When it reopens to the public at the end of this year, the Singapore Philatelic Museum will have been turned into a museum exclusively dedicated to children with a pedagogic content tailor-made for children up to 12 years old. The information was given by Grace Yu, Minister for Culture, Community and Youth last Friday.
“The Singapore Philatelic Museum will be revamped as a dedicated children’s museum where children can learn about a wide range of themes, including the heritage and culture of Singapore and the region, by playing with interactive and immersive exhibits,” said Mrs Fu in her Committee of Supply speech, reported Channel News Asia.
The new children’s museum will encourage young visitors to explore and learn through artefacts, hands-on and immersive displays, personal stories, and role-playing, said the National Heritage Board (NHB) in a fact sheet. It will explore a range of themes including heritage, culture and contemporary issues.
The new children’s museum will be a “starter museum” to introduce young visitors and their families to the museum-going experience, said NHB to CNA. The museum’s existing stamp collection is to be integrated into the new display alongside other artefacts to support children’s learning.
“Stamps make excellent educational resources for children who find them attractive and accessible, and they will be part of the museum’s refreshed permanent galleries and special exhibitions,” added NHB.
The Singapore Philatelic Museum has been closed to the public since March 2019 a the structure is being redeveloped. The museum officially opened in 1995. Another important cultural institution, the Peranakan Museum, just a few meters away from the Philatelic Museum, is also closed for renovation since April 2019 and should also reopen to the public in 2021.

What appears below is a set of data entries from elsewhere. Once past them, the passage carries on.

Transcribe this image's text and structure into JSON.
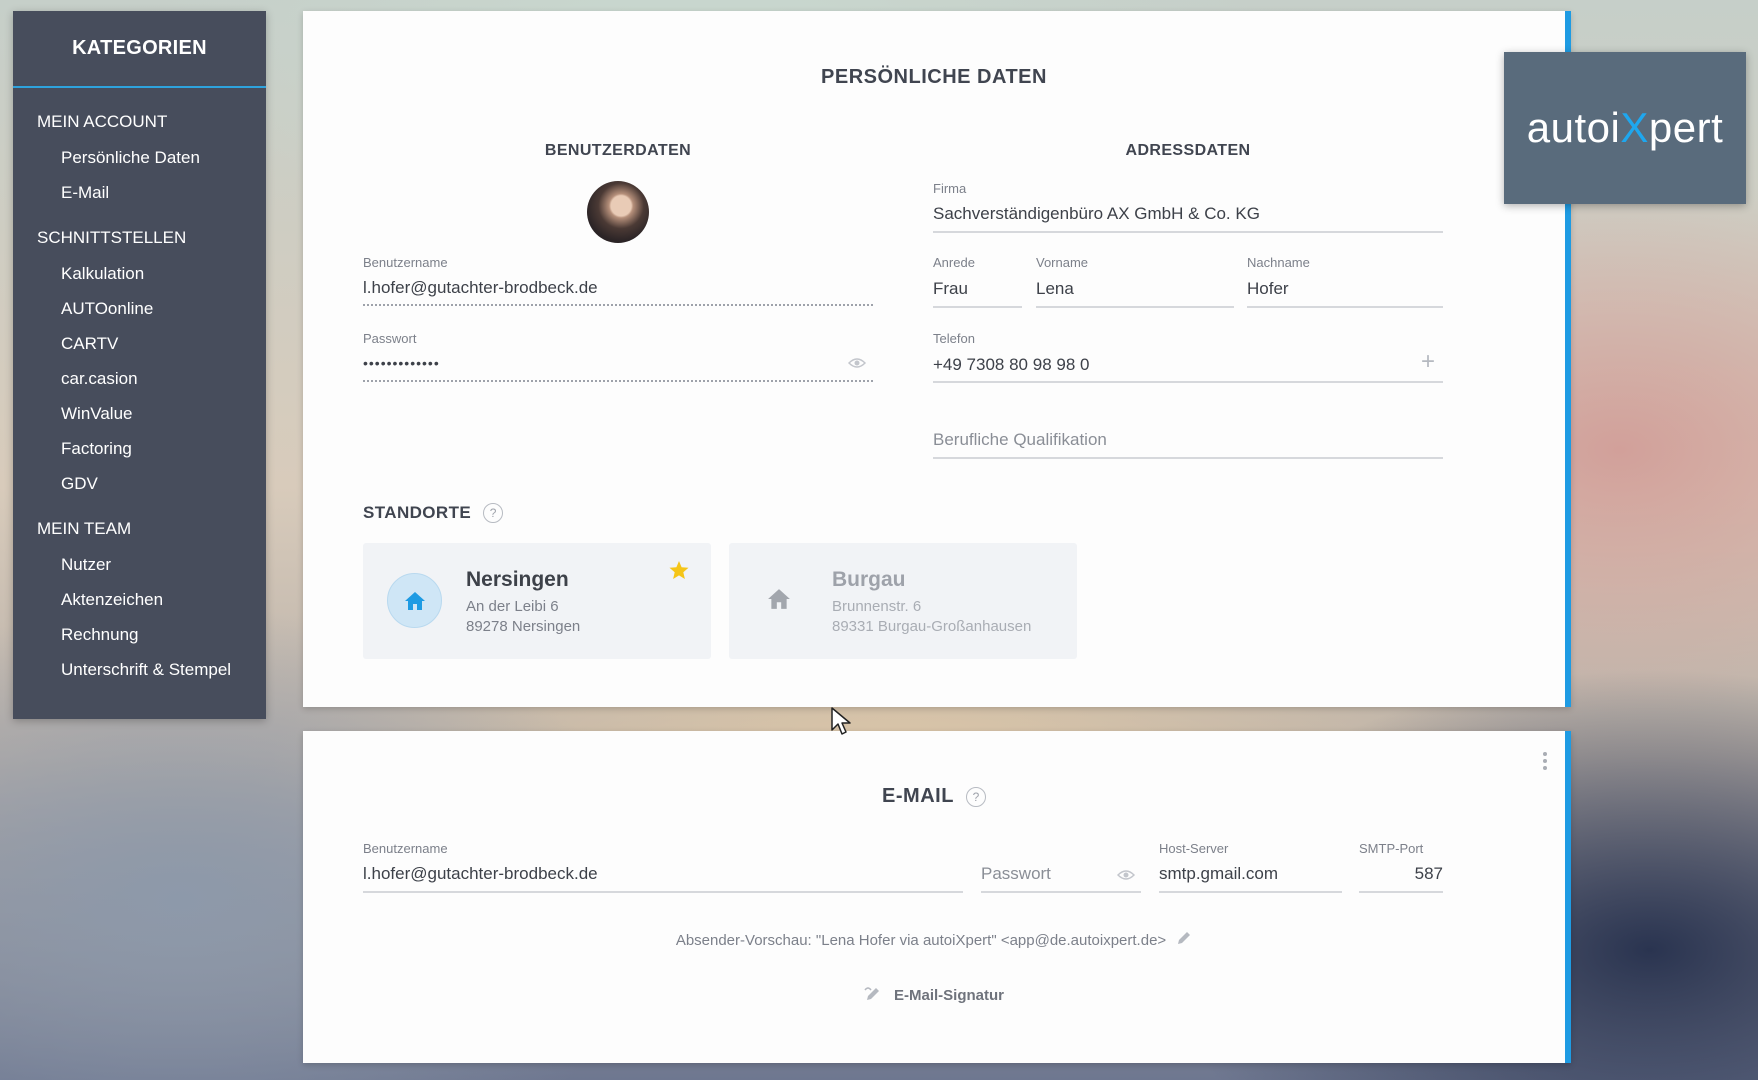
{
  "sidebar": {
    "title": "KATEGORIEN",
    "sections": [
      {
        "label": "MEIN ACCOUNT",
        "items": [
          "Persönliche Daten",
          "E-Mail"
        ]
      },
      {
        "label": "SCHNITTSTELLEN",
        "items": [
          "Kalkulation",
          "AUTOonline",
          "CARTV",
          "car.casion",
          "WinValue",
          "Factoring",
          "GDV"
        ]
      },
      {
        "label": "MEIN TEAM",
        "items": [
          "Nutzer",
          "Aktenzeichen",
          "Rechnung",
          "Unterschrift & Stempel"
        ]
      }
    ]
  },
  "personal": {
    "title": "PERSÖNLICHE DATEN",
    "user_heading": "BENUTZERDATEN",
    "address_heading": "ADRESSDATEN",
    "username_label": "Benutzername",
    "username_value": "l.hofer@gutachter-brodbeck.de",
    "password_label": "Passwort",
    "password_value": "•••••••••••••",
    "firm_label": "Firma",
    "firm_value": "Sachverständigenbüro AX GmbH & Co. KG",
    "salutation_label": "Anrede",
    "salutation_value": "Frau",
    "firstname_label": "Vorname",
    "firstname_value": "Lena",
    "lastname_label": "Nachname",
    "lastname_value": "Hofer",
    "phone_label": "Telefon",
    "phone_value": "+49 7308 80 98 98 0",
    "qualification_placeholder": "Berufliche Qualifikation"
  },
  "locations": {
    "heading": "STANDORTE",
    "help": "?",
    "items": [
      {
        "name": "Nersingen",
        "street": "An der Leibi 6",
        "city": "89278 Nersingen",
        "primary": true
      },
      {
        "name": "Burgau",
        "street": "Brunnenstr. 6",
        "city": "89331 Burgau-Großanhausen",
        "primary": false
      }
    ]
  },
  "email": {
    "title": "E-MAIL",
    "help": "?",
    "username_label": "Benutzername",
    "username_value": "l.hofer@gutachter-brodbeck.de",
    "password_placeholder": "Passwort",
    "host_label": "Host-Server",
    "host_value": "smtp.gmail.com",
    "port_label": "SMTP-Port",
    "port_value": "587",
    "sender_preview": "Absender-Vorschau: \"Lena Hofer via autoiXpert\" <app@de.autoixpert.de>",
    "signature_label": "E-Mail-Signatur"
  },
  "logo": {
    "text_a": "autoi",
    "text_x": "X",
    "text_b": "pert"
  },
  "colors": {
    "accent": "#1e9be3",
    "sidebar_bg": "#474d5c",
    "star": "#f5c518"
  }
}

The Peranakan Museum explores the art and culture of Peranakan communities in Southeast Asia, and possesses one of the finest and most comprehensive public collections of Peranakan objects. The old 1912 Tao Nan building was first converted to the Asian Civilisations Museum (ACM) in 1994, and subsequently redeveloped into the Peranakan Museum in 2008. The upcoming redevelopment of the Peranakan Museum will include a complete revamp of all permanent galleries with new displays and content.